Supplied data:
>>>
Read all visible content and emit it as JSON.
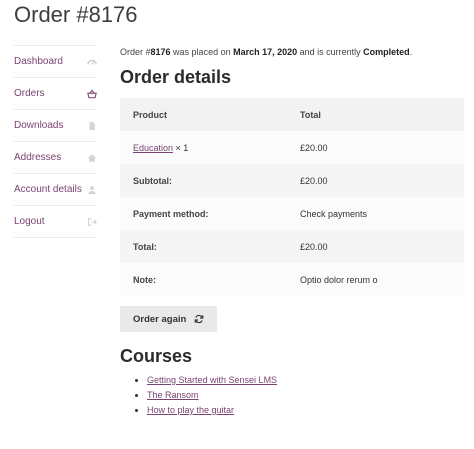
{
  "page": {
    "title": "Order #8176"
  },
  "nav": {
    "items": [
      {
        "label": "Dashboard",
        "icon": "dashboard-icon"
      },
      {
        "label": "Orders",
        "icon": "basket-icon"
      },
      {
        "label": "Downloads",
        "icon": "file-icon"
      },
      {
        "label": "Addresses",
        "icon": "home-icon"
      },
      {
        "label": "Account details",
        "icon": "user-icon"
      },
      {
        "label": "Logout",
        "icon": "logout-icon"
      }
    ]
  },
  "summary": {
    "prefix": "Order #",
    "order_number": "8176",
    "middle": " was placed on ",
    "date": "March 17, 2020",
    "middle2": " and is currently ",
    "status": "Completed",
    "suffix": "."
  },
  "order_details": {
    "heading": "Order details",
    "col_product": "Product",
    "col_total": "Total",
    "item": {
      "product": "Education",
      "qty": " × 1",
      "total": "£20.00"
    },
    "subtotal_label": "Subtotal:",
    "subtotal": "£20.00",
    "payment_label": "Payment method:",
    "payment": "Check payments",
    "total_label": "Total:",
    "total": "£20.00",
    "note_label": "Note:",
    "note": "Optio dolor rerum o"
  },
  "actions": {
    "order_again": "Order again"
  },
  "courses": {
    "heading": "Courses",
    "items": [
      "Getting Started with Sensei LMS",
      "The Ransom",
      "How to play the guitar"
    ]
  },
  "colors": {
    "accent": "#7b4371",
    "button_bg": "#e9e9ea",
    "table_bg": "#f5f5f5"
  }
}
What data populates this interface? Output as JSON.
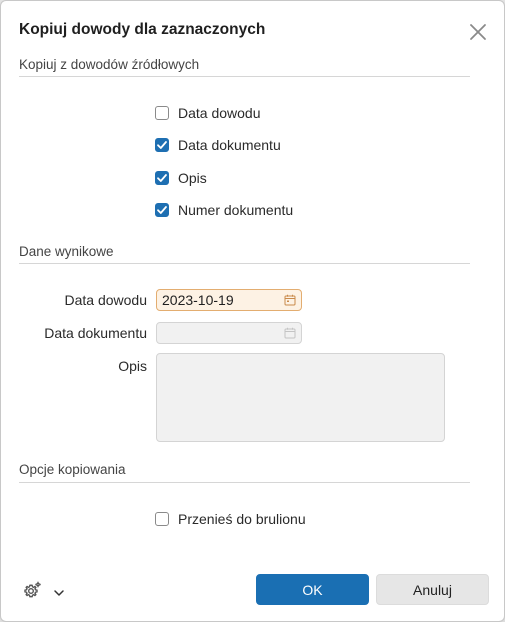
{
  "dialog": {
    "title": "Kopiuj dowody dla zaznaczonych"
  },
  "source_section": {
    "title": "Kopiuj z dowodów źródłowych",
    "options": [
      {
        "label": "Data dowodu",
        "checked": false
      },
      {
        "label": "Data dokumentu",
        "checked": true
      },
      {
        "label": "Opis",
        "checked": true
      },
      {
        "label": "Numer dokumentu",
        "checked": true
      }
    ]
  },
  "result_section": {
    "title": "Dane wynikowe",
    "data_dowodu_label": "Data dowodu",
    "data_dowodu_value": "2023-10-19",
    "data_dokumentu_label": "Data dokumentu",
    "data_dokumentu_value": "",
    "opis_label": "Opis",
    "opis_value": ""
  },
  "copy_options": {
    "title": "Opcje kopiowania",
    "move_to_draft": {
      "label": "Przenieś do brulionu",
      "checked": false
    }
  },
  "footer": {
    "settings_icon": "gear-icon",
    "ok_label": "OK",
    "cancel_label": "Anuluj"
  },
  "colors": {
    "primary": "#1a6fb3",
    "checkbox_checked": "#1e6fb2",
    "active_input_bg": "#fdf2e4",
    "active_input_border": "#e3ad70"
  }
}
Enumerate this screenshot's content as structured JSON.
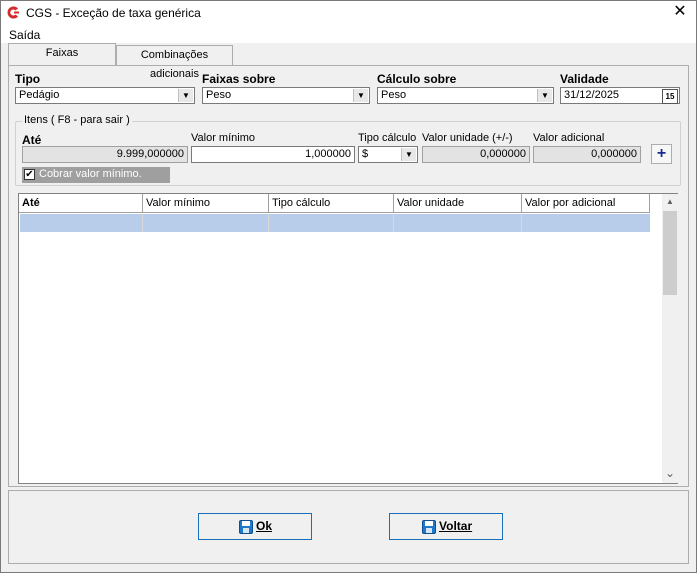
{
  "window": {
    "title": "CGS - Exceção de taxa genérica",
    "close": "✕"
  },
  "menu": {
    "saida": "Saída"
  },
  "tabs": [
    {
      "label": "Faixas"
    },
    {
      "label": "Combinações adicionais"
    }
  ],
  "filters": {
    "tipo_label": "Tipo",
    "tipo_value": "Pedágio",
    "faixas_label": "Faixas sobre",
    "faixas_value": "Peso",
    "calculo_label": "Cálculo sobre",
    "calculo_value": "Peso",
    "validade_label": "Validade",
    "validade_value": "31/12/2025",
    "calendar_icon": "15"
  },
  "itens": {
    "group_title": "Itens ( F8 - para sair )",
    "ate_label": "Até",
    "ate_value": "9.999,000000",
    "valor_minimo_label": "Valor mínimo",
    "valor_minimo_value": "1,000000",
    "tipo_calculo_label": "Tipo cálculo",
    "tipo_calculo_value": "$",
    "valor_unidade_label": "Valor unidade (+/-)",
    "valor_unidade_value": "0,000000",
    "valor_adicional_label": "Valor adicional",
    "valor_adicional_value": "0,000000",
    "add_symbol": "+",
    "cobrar_label": "Cobrar valor mínimo.",
    "cobrar_checked": true,
    "check_mark": "✔"
  },
  "grid": {
    "columns": [
      "Até",
      "Valor mínimo",
      "Tipo cálculo",
      "Valor unidade",
      "Valor por adicional"
    ],
    "scroll_up": "▲",
    "scroll_down": "⌄"
  },
  "footer": {
    "ok_label": "Ok",
    "voltar_label": "Voltar"
  },
  "colors": {
    "accent": "#1b6fb8",
    "selected_row": "#b8cdea",
    "logo": "#d62b2b"
  }
}
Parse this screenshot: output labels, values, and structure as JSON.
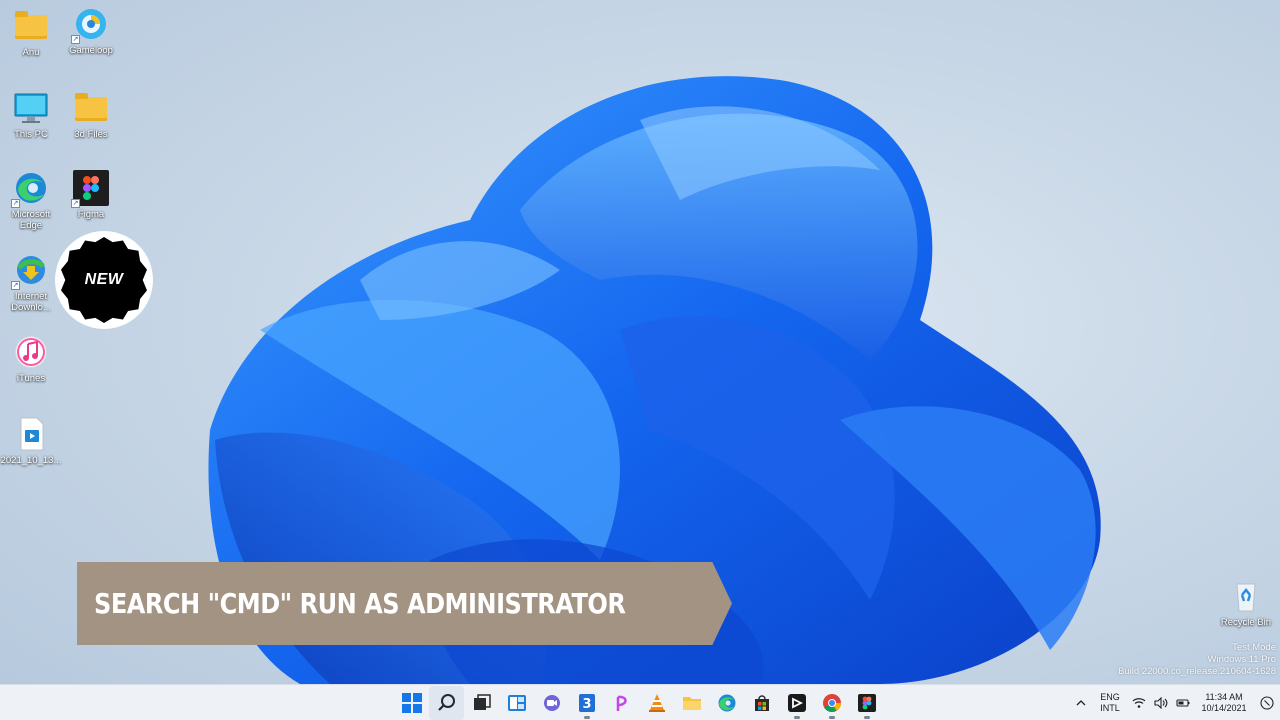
{
  "desktop": {
    "icons": [
      {
        "label": "Anu",
        "icon": "folder-icon"
      },
      {
        "label": "Gameloop",
        "icon": "gameloop-icon"
      },
      {
        "label": "This PC",
        "icon": "monitor-icon"
      },
      {
        "label": "3d Files",
        "icon": "folder-icon"
      },
      {
        "label": "Microsoft Edge",
        "icon": "edge-icon"
      },
      {
        "label": "Figma",
        "icon": "figma-icon"
      },
      {
        "label": "Internet Downlo...",
        "icon": "idm-icon"
      },
      {
        "label": "iTunes",
        "icon": "itunes-icon"
      },
      {
        "label": "2021_10_13...",
        "icon": "video-file-icon"
      },
      {
        "label": "Recycle Bin",
        "icon": "recycle-bin-icon"
      }
    ]
  },
  "overlay": {
    "badge_text": "NEW",
    "banner_text": "SEARCH \"CMD\" RUN AS ADMINISTRATOR",
    "banner_color": "#a29383"
  },
  "watermark": {
    "line1": "Test Mode",
    "line2": "Windows 11 Pro",
    "line3": "Build 22000.co_release.210604-1628"
  },
  "taskbar": {
    "apps": [
      "start-icon",
      "search-icon",
      "task-view-icon",
      "widgets-icon",
      "teams-chat-icon",
      "3-app-icon",
      "picsart-icon",
      "vlc-icon",
      "file-explorer-icon",
      "edge-icon",
      "store-icon",
      "capcut-icon",
      "chrome-icon",
      "figma-icon"
    ],
    "language_line1": "ENG",
    "language_line2": "INTL",
    "time": "11:34 AM",
    "date": "10/14/2021"
  }
}
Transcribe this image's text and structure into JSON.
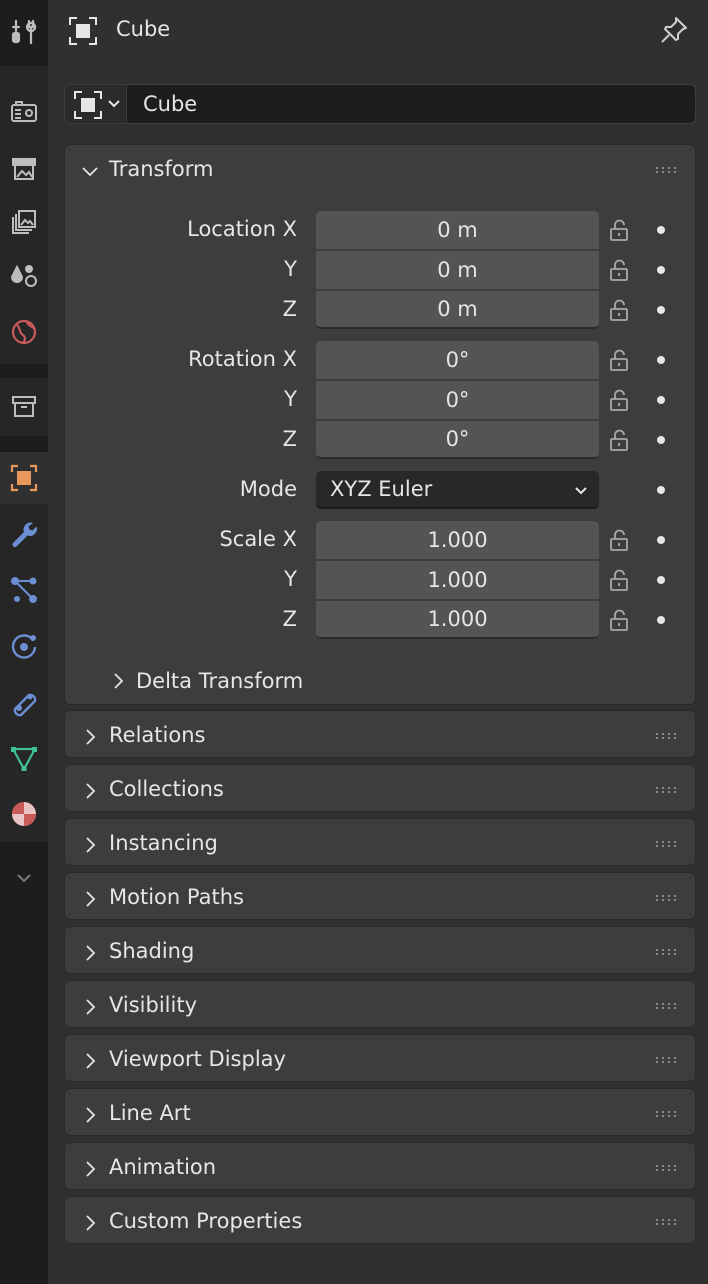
{
  "header": {
    "title": "Cube",
    "icon": "object-icon",
    "pin_icon": "pin-icon"
  },
  "object_selector": {
    "name": "Cube",
    "type_icon": "object-icon"
  },
  "tabs": [
    {
      "name": "tool",
      "icon": "tool-icon"
    },
    {
      "name": "render",
      "icon": "render-icon"
    },
    {
      "name": "output",
      "icon": "output-icon"
    },
    {
      "name": "view-layer",
      "icon": "view-layer-icon"
    },
    {
      "name": "scene",
      "icon": "scene-icon"
    },
    {
      "name": "world",
      "icon": "world-icon"
    },
    {
      "name": "collection",
      "icon": "collection-icon"
    },
    {
      "name": "object",
      "icon": "object-icon",
      "active": true
    },
    {
      "name": "modifiers",
      "icon": "wrench-icon"
    },
    {
      "name": "particles",
      "icon": "particles-icon"
    },
    {
      "name": "physics",
      "icon": "physics-icon"
    },
    {
      "name": "constraints",
      "icon": "constraints-icon"
    },
    {
      "name": "data",
      "icon": "mesh-data-icon"
    },
    {
      "name": "material",
      "icon": "material-icon"
    },
    {
      "name": "more",
      "icon": "chevron-down-icon"
    }
  ],
  "transform": {
    "title": "Transform",
    "location": {
      "label": "Location X",
      "y_label": "Y",
      "z_label": "Z",
      "x": "0 m",
      "y": "0 m",
      "z": "0 m"
    },
    "rotation": {
      "label": "Rotation X",
      "y_label": "Y",
      "z_label": "Z",
      "x": "0°",
      "y": "0°",
      "z": "0°"
    },
    "mode": {
      "label": "Mode",
      "value": "XYZ Euler"
    },
    "scale": {
      "label": "Scale X",
      "y_label": "Y",
      "z_label": "Z",
      "x": "1.000",
      "y": "1.000",
      "z": "1.000"
    },
    "delta": "Delta Transform"
  },
  "panels": [
    "Relations",
    "Collections",
    "Instancing",
    "Motion Paths",
    "Shading",
    "Visibility",
    "Viewport Display",
    "Line Art",
    "Animation",
    "Custom Properties"
  ],
  "colors": {
    "active_accent": "#e8965a",
    "blue_icons": "#6c8fd4",
    "green_icon": "#3fbf9a",
    "red_icon": "#c85a5a"
  }
}
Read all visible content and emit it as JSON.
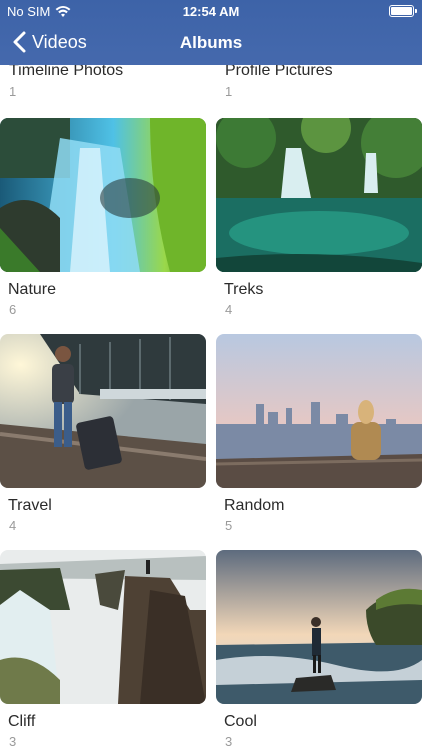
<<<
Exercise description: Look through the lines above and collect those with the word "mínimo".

Response:
    "valor_minimo_label": "Valor mínimo",
    "cobrar_label": "Cobrar valor mínimo.",
      "Valor mínimo",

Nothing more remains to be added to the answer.